accessing counselling, legal and medical
support services, particularly in remote
communities and regional locations.
Aboriginal women may also face discrimination in the housing market or may be
unable to find housing that is appropriate to their needs due to higher birth
ratesxi and the need for more four or five
bedroom homes which are in short supply
both in social housing and private rental.
There are many issues in Aboriginal
and Torres Strait Islander communities
that can lead to homelessness including
factors relating to alcohol and substance
use, living in remote communities and
social stressors. Aboriginal and Torres
Strait Islander women are also 35 times
more likely to be victims of domestic

Older women
Older single women may be forced out
the workforce early, have insufficient

superannuation/ savings to fund the

cost of living, face discrimination in the
housing market, experience the death of
an income earning spouse, or poor health
or serious illnessxiii.

Women with a mental

Young women may be particularly vulnerable to housing insecurity and homelessness as a result of mental illness. There
is also evidence that people living with
mental illness are overrepresented in
the population of people experiencing

Women with a disability

Women with disabilities are over-represented in the main factors that increase
the risk of homelessness, including: lack
of affordable, secure housing; unemployment and inadequate income; and
domestic and family violencexv.

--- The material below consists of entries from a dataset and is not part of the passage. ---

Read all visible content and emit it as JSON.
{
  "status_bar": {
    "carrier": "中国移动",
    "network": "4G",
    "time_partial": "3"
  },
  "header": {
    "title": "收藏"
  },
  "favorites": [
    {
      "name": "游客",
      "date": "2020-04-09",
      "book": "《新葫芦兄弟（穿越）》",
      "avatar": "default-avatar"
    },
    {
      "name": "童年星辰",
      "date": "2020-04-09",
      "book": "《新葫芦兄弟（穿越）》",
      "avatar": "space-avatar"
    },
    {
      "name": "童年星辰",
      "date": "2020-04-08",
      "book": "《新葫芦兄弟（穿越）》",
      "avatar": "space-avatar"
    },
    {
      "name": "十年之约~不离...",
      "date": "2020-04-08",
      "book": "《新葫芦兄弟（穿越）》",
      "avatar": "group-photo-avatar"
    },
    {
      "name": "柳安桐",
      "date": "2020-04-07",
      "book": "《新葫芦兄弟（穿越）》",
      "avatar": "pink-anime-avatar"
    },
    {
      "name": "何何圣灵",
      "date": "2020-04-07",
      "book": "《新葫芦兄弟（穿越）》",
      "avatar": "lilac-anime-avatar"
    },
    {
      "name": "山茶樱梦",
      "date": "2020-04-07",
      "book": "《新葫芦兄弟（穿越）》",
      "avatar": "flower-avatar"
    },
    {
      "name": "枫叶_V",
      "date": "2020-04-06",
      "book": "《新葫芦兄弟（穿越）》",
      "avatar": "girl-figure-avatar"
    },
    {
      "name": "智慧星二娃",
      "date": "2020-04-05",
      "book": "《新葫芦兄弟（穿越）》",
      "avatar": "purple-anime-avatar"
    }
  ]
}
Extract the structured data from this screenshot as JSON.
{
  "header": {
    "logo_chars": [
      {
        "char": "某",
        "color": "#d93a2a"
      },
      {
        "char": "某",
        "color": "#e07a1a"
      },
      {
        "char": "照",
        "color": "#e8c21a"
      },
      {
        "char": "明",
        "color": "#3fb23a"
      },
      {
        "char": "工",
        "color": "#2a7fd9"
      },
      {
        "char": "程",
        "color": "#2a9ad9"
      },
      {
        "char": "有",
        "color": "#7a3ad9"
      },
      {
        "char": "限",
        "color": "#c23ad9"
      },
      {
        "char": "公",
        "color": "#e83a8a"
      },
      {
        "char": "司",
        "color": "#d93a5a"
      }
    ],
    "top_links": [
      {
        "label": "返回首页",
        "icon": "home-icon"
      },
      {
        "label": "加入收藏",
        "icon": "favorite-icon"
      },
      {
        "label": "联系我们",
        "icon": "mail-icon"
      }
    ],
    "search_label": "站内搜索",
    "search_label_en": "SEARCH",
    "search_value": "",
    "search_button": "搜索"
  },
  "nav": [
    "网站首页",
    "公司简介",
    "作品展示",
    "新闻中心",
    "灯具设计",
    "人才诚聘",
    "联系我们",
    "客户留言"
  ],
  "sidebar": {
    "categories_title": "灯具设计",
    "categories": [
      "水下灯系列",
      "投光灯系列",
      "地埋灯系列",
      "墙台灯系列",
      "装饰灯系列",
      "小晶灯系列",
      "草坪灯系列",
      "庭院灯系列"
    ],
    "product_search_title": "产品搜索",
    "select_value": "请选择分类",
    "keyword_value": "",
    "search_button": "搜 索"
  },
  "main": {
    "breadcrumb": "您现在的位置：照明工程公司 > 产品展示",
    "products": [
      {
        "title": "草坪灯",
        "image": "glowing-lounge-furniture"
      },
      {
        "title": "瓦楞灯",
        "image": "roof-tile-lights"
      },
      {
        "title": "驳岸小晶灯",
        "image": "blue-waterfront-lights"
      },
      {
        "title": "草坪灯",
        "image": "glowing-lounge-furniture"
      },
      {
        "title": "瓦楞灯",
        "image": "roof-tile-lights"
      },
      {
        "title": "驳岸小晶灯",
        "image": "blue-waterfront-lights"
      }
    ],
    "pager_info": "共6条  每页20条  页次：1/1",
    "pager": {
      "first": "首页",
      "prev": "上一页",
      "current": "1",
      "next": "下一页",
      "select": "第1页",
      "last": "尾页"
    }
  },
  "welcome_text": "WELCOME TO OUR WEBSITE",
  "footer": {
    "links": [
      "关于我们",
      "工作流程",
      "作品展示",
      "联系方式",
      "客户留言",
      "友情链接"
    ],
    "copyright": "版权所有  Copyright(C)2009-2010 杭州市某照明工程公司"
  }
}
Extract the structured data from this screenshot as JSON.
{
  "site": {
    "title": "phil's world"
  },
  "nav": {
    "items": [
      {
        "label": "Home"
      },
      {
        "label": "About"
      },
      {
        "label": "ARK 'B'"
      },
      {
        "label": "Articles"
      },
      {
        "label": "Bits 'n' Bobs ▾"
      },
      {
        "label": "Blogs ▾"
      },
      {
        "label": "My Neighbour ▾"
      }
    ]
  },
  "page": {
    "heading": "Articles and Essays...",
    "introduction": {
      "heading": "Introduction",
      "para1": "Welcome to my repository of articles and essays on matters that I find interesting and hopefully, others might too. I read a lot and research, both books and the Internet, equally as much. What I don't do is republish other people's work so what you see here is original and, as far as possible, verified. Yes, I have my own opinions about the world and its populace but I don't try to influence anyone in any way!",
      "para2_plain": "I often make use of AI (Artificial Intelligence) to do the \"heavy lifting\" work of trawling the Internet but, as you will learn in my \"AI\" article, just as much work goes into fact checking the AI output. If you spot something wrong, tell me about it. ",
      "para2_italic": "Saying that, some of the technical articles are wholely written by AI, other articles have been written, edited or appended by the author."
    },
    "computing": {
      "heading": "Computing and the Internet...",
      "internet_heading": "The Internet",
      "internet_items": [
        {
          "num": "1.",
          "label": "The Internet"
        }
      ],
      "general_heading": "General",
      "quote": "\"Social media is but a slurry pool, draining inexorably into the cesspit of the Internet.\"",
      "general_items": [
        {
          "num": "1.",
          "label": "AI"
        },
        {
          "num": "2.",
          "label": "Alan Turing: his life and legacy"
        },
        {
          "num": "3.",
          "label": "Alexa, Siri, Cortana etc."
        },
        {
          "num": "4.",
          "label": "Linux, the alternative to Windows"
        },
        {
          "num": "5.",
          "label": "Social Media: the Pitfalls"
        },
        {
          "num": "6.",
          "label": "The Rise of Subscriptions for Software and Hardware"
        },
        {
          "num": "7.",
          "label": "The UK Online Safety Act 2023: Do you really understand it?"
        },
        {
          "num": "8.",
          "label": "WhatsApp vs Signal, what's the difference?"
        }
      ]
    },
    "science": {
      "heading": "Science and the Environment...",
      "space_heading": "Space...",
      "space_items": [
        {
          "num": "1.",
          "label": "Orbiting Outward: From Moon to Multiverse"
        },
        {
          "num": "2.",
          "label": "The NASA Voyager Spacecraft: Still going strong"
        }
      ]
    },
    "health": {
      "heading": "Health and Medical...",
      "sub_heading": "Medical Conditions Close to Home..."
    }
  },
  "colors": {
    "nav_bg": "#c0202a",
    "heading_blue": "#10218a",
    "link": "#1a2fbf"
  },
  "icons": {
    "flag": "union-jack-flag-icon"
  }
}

Women in rural and remote

According to specialist homelessness
services collection data, the proportion
of female clients accessing services
increases with remotenessxvi.
For both Aboriginal and Torres Strait
Islander and non-Aboriginal and Torres
Strait Islander women in remote and rural
areas, access to independent services
can be limited due to their geographical
isolation and the limited availability of
resources in local areas.

Women who are culturally

and linguistically diverse
Specialist homelessness services data indicates that the proportion of people born
overseas who are supported by services
is significantly lower than the proportion
of people born overseas in the general
populationxvii. This should not be used to
infer that rates of homelessness amongst
people born overseas are significantly
lower than for people born in Australia
and in any case it is not a useful measure
of homelessness amongst women from
CALD backgrounds.
Limited access to and knowledge of how
to navigate the complex housing system
has been posited as a factor placing people from CALD backgrounds at increased
risk of homelessness, in particular young
humanitarian entrantsxviii.
Feedback from the homelessness sector
has shown that women from CALD backgrounds are an emerging group in the
homelessness population, particularly in
relation to domestic and family violence.